We arrived on the island with a huge suitcase of books, art supplies and a yogurt tub of lego, however, found after a month that we had already plowed through most of the books, and the picture books many times over. You can imagine our delight when we discovered that a peace corp worker had developed, over the previous year, a library in an elementary school in a nearby village. This quickly became a regular outing for my clan. An opportunity to replenish our reading supply, have a play with the kids of that village and talk to someone from our own cultural background.
The benefits of that little library grew after I quite accidently discovered how I could use the books to communicate with children who lived in the jungle villages. Every Thursday my family drove away from the hospital for a dispensary visit. These visits would take us to medical outpost clinics on even remoter parts of the islands, often unreachable due to the horrific road conditions that turned roads into mudslides whenever it rained. These were days we looked forward to as they often invited an opportunity to have the family together, explore a different area of the island, often revealing extraordinary waterfalls, or offering opportunities to have some kind of cultural exchanges with people who live in a completely different way. Sometimes these days were wonderful, full of exploration and adventure, and others I would sit patiently with my three young boys waiting for hours while my husband took care of patients. So, I soon came to carry a big bag of books to read to the boys during these long hours.
One day a few village children came and curiously watched as I read to my kids. I flipped the book around so that they could see the pictures and added a lot of expression to my reading. Before I knew it I had an audience of perhaps thirty kids laughing away, despite not understanding a word of English. After I had read through every book in the bag I let the children look through the books themselves. This became my village ritual.
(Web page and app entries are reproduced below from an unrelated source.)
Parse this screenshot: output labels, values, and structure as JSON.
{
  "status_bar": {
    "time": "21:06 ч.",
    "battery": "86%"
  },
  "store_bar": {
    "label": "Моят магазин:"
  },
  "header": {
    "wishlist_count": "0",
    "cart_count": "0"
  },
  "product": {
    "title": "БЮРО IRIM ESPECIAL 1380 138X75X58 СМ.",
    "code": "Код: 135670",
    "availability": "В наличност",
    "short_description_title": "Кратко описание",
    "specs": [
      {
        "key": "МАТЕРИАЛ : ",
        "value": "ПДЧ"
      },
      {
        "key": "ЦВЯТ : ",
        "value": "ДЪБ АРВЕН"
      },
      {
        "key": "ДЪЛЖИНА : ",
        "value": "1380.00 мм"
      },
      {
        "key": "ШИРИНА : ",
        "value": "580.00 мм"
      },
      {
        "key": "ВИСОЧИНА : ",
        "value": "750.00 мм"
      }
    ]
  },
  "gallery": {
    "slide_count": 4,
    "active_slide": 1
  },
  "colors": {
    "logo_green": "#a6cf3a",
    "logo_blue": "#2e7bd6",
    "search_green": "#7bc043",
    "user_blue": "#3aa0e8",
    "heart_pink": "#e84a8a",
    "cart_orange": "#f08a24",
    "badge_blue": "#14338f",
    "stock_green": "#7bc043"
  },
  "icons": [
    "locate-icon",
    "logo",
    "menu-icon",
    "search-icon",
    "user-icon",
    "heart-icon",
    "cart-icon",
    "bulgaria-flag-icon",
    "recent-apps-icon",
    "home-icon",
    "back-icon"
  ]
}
I carefully tried to select books that were about animals, or things that the kids could understand at least a little.
At one village there were probably close to 70 kids gathered around hoping for an opportunity to hear the book being read, and flip through its pages. Some of these villages had a school, while other didn’t. The kids who went to school would have access to the dull, poorly written books the government published, but none would have seen a book with coloured pictures, or with a story that was written for creative purposes. These were some of the magical moments, watching my own children listen to the stories in a crowd of children, many naked and all dirty, who were enthralled at having a first experience with what books can offer: a means of communication, a reason to laugh and share, a delight of the senses, exposure to new thoughts and ideas. The opportunity to read a book is something that we believe in as an inherent right in North America and it was truly remarkable to observe children gaining access to literature for a very first time.